8. Drive Traffic To Your Blog Post On Social Media

Finally, promote your newly published blog post by adding a Social Campaign attachment to your Project.

Social messages from your Social Campaign will start publishing as soon as your blog post is published and the Project is no longer in “Draft” status.

Use Social Campaigns to promote your new blog post on social media. This helps you drive more traffic to your new content by sharing it with your fans & followers across LinkedIn, Facebook, Instagram, Twitter, and Pinterest.

Schedule your demo call to see how Marketing Suite can benefit your team: Schedule TODAY!

Distribute and Track Blog Performance To Get Better Results

Here’s a quick rundown of how to write blog posts:

  1. Topic: Select a topic that interests both your audience and your company, ensuring you have the expertise to write about it. Use keyword research to gauge audience demand for the topic.
  2. Outline: Research your topic by Googling it, discussing it with subject matter experts (internal and external), and turning what you learn into a bulleted list of points to cover in your blog post.
  3. Write: Fill in the outline with your own words as you understood the topic from your research.
  4. Edit: Focus on sense check (coherence, goal alignment, reader benefit) and grammar check (typos, errors).

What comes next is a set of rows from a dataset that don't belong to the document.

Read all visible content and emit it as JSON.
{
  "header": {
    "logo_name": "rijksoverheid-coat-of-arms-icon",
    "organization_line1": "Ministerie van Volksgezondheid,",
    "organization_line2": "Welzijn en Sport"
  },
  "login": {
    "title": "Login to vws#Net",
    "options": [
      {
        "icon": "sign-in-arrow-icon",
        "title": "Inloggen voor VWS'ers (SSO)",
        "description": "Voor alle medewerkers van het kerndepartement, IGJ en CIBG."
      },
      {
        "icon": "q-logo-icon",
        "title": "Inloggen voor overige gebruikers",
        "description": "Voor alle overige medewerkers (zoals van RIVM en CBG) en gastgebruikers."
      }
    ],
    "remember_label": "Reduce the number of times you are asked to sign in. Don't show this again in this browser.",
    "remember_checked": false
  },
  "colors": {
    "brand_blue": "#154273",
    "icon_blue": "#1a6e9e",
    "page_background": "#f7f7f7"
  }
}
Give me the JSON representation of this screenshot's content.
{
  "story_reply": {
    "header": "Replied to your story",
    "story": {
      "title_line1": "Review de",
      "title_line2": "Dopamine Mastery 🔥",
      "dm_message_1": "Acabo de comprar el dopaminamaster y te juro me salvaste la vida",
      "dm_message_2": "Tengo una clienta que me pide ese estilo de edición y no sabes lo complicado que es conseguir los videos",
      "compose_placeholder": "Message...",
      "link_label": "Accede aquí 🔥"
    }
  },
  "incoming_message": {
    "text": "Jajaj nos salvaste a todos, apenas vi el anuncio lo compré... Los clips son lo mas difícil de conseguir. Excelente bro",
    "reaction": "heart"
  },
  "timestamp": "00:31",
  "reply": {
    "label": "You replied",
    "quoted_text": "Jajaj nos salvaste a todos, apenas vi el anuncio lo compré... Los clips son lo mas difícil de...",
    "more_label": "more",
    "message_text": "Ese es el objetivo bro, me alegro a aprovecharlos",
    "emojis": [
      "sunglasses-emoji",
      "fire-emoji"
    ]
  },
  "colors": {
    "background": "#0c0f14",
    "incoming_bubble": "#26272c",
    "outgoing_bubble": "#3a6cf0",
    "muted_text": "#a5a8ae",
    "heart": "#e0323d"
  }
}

Once your blog post is live, share it widely across various platforms like social media and email

newsletters. Track content marketing metrics like page views, engagement, and conversions to know how your post is performing and what you can improve to make your blog post truly successful.